But things change, and here I am, plotting like a machine! Currently the document with all my notes in is ten pages and still growing. No middle ground for me.

You might be thinking that at that length, it’s no longer just notes but an essay. Heck, it could be an entire first chapter of the new book. But let me explain what it involves.

Rather than just being a mishmash of random ideas, I’ve used the seven part plot structure I discovered last month as a framework for my notes (opening loop, first pinch, midpoint, etc.). On top of that I’ve added sections for character breakdowns, observations on the story’s setting (history, geography, etc.) and any dialogue and narrative ideas.
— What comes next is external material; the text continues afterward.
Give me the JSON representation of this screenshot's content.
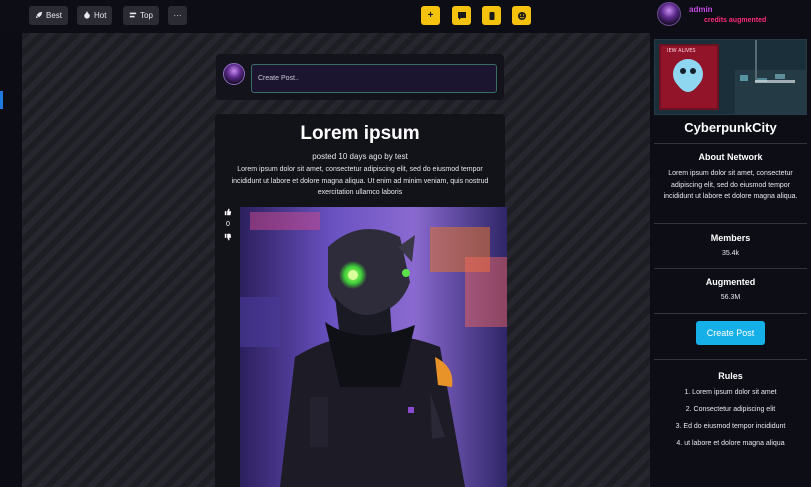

In other words, there’s a place for everything. Organization is proving to be key here.

I’ve also introduced a few other quirks. As I haven’t currently come up with names for my characters, I’m instead using generic identifying names surrounded by angled brackets. For instance, or . Because, why not?

And if I’ve come up with more than one idea for a particular plot point I’ll bracket it off like so, [Idea 1 // Idea 2 // Idea 3]. Nothing special, but it helps me pick out those sections that I still need to think about and make decisions on.

The only thing I’m struggling with is the lack of a formal timetable when it comes to planning. I’m used to doing X words or Y pages per day. A clear daily target that once done, frees me up to do other things . Sure, I can sit down and brainstorm for an hour, but most ideas come when I’m driving, at work or in the shower. In other words, I’m always “on”.

I’m looking forward to seeing what effect all this planning has when I actually start writing the book in the new year.